● WORK TO COMPLETE
Output each record exactly, with nothing omitted.

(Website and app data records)
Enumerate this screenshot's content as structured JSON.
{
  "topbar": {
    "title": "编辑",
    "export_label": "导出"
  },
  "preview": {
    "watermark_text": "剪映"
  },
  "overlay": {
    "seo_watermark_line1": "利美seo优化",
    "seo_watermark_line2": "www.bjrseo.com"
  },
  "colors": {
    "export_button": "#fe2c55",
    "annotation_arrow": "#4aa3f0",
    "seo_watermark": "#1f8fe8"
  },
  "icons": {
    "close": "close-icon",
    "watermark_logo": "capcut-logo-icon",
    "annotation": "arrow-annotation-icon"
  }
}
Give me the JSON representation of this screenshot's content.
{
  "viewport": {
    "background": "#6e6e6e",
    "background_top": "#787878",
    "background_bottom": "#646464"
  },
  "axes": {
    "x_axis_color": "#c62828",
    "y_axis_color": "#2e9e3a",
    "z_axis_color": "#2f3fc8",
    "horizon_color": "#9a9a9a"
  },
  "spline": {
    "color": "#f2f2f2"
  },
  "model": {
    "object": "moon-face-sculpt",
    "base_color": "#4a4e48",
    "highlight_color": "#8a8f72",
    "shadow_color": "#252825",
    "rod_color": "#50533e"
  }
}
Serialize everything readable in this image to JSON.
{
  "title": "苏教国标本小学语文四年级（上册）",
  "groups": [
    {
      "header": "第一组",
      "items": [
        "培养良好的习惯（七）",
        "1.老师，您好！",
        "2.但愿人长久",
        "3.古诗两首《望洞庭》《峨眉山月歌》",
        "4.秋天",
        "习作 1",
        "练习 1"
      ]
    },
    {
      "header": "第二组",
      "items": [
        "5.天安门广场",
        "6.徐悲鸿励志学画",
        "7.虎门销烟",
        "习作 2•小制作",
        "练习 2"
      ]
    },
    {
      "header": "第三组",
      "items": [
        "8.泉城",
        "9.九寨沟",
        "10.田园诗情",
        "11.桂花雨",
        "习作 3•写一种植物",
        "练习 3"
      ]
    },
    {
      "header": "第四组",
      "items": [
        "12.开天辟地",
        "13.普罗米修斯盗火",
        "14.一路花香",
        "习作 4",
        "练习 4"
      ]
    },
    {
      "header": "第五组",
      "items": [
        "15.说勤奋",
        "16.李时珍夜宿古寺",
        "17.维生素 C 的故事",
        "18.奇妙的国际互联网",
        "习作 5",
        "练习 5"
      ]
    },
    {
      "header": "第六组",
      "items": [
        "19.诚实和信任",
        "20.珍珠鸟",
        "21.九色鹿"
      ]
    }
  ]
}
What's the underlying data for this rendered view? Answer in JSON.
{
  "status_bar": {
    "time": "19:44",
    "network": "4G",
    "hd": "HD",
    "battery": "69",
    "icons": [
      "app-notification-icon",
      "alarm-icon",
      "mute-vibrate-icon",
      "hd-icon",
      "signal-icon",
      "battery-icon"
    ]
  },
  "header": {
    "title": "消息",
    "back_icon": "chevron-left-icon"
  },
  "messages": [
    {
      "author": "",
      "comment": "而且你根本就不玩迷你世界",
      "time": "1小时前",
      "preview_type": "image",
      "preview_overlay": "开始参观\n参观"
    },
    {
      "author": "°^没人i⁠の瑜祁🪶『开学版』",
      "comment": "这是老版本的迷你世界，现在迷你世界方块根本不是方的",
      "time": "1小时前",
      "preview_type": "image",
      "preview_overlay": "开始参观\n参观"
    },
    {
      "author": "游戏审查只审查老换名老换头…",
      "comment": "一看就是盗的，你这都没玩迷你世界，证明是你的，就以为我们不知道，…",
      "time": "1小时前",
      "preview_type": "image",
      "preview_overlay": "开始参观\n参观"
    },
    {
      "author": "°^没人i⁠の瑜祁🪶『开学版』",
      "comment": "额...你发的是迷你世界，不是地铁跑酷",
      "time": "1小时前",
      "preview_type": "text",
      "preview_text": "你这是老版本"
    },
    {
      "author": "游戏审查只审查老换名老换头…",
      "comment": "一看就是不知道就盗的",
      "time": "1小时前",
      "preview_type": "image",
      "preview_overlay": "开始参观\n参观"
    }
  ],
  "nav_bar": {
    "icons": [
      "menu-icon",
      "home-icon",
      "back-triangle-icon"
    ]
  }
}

● REPLY TO THE EXERCISE
Enumerate this screenshot's content as structured JSON.
{
  "topbar": {
    "title": "编辑",
    "export_label": "导出"
  },
  "preview": {
    "watermark_text": "剪映"
  },
  "overlay": {
    "seo_watermark_line1": "利美seo优化",
    "seo_watermark_line2": "www.bjrseo.com"
  },
  "colors": {
    "export_button": "#fe2c55",
    "annotation_arrow": "#4aa3f0",
    "seo_watermark": "#1f8fe8"
  },
  "icons": {
    "close": "close-icon",
    "watermark_logo": "capcut-logo-icon",
    "annotation": "arrow-annotation-icon"
  }
}
Give me the JSON representation of this screenshot's content.
{
  "viewport": {
    "background": "#6e6e6e",
    "background_top": "#787878",
    "background_bottom": "#646464"
  },
  "axes": {
    "x_axis_color": "#c62828",
    "y_axis_color": "#2e9e3a",
    "z_axis_color": "#2f3fc8",
    "horizon_color": "#9a9a9a"
  },
  "spline": {
    "color": "#f2f2f2"
  },
  "model": {
    "object": "moon-face-sculpt",
    "base_color": "#4a4e48",
    "highlight_color": "#8a8f72",
    "shadow_color": "#252825",
    "rod_color": "#50533e"
  }
}
Serialize everything readable in this image to JSON.
{
  "title": "苏教国标本小学语文四年级（上册）",
  "groups": [
    {
      "header": "第一组",
      "items": [
        "培养良好的习惯（七）",
        "1.老师，您好！",
        "2.但愿人长久",
        "3.古诗两首《望洞庭》《峨眉山月歌》",
        "4.秋天",
        "习作 1",
        "练习 1"
      ]
    },
    {
      "header": "第二组",
      "items": [
        "5.天安门广场",
        "6.徐悲鸿励志学画",
        "7.虎门销烟",
        "习作 2•小制作",
        "练习 2"
      ]
    },
    {
      "header": "第三组",
      "items": [
        "8.泉城",
        "9.九寨沟",
        "10.田园诗情",
        "11.桂花雨",
        "习作 3•写一种植物",
        "练习 3"
      ]
    },
    {
      "header": "第四组",
      "items": [
        "12.开天辟地",
        "13.普罗米修斯盗火",
        "14.一路花香",
        "习作 4",
        "练习 4"
      ]
    },
    {
      "header": "第五组",
      "items": [
        "15.说勤奋",
        "16.李时珍夜宿古寺",
        "17.维生素 C 的故事",
        "18.奇妙的国际互联网",
        "习作 5",
        "练习 5"
      ]
    },
    {
      "header": "第六组",
      "items": [
        "19.诚实和信任",
        "20.珍珠鸟",
        "21.九色鹿"
      ]
    }
  ]
}
What's the underlying data for this rendered view? Answer in JSON.
{
  "status_bar": {
    "time": "19:44",
    "network": "4G",
    "hd": "HD",
    "battery": "69",
    "icons": [
      "app-notification-icon",
      "alarm-icon",
      "mute-vibrate-icon",
      "hd-icon",
      "signal-icon",
      "battery-icon"
    ]
  },
  "header": {
    "title": "消息",
    "back_icon": "chevron-left-icon"
  },
  "messages": [
    {
      "author": "",
      "comment": "而且你根本就不玩迷你世界",
      "time": "1小时前",
      "preview_type": "image",
      "preview_overlay": "开始参观\n参观"
    },
    {
      "author": "°^没人i⁠の瑜祁🪶『开学版』",
      "comment": "这是老版本的迷你世界，现在迷你世界方块根本不是方的",
      "time": "1小时前",
      "preview_type": "image",
      "preview_overlay": "开始参观\n参观"
    },
    {
      "author": "游戏审查只审查老换名老换头…",
      "comment": "一看就是盗的，你这都没玩迷你世界，证明是你的，就以为我们不知道，…",
      "time": "1小时前",
      "preview_type": "image",
      "preview_overlay": "开始参观\n参观"
    },
    {
      "author": "°^没人i⁠の瑜祁🪶『开学版』",
      "comment": "额...你发的是迷你世界，不是地铁跑酷",
      "time": "1小时前",
      "preview_type": "text",
      "preview_text": "你这是老版本"
    },
    {
      "author": "游戏审查只审查老换名老换头…",
      "comment": "一看就是不知道就盗的",
      "time": "1小时前",
      "preview_type": "image",
      "preview_overlay": "开始参观\n参观"
    }
  ],
  "nav_bar": {
    "icons": [
      "menu-icon",
      "home-icon",
      "back-triangle-icon"
    ]
  }
}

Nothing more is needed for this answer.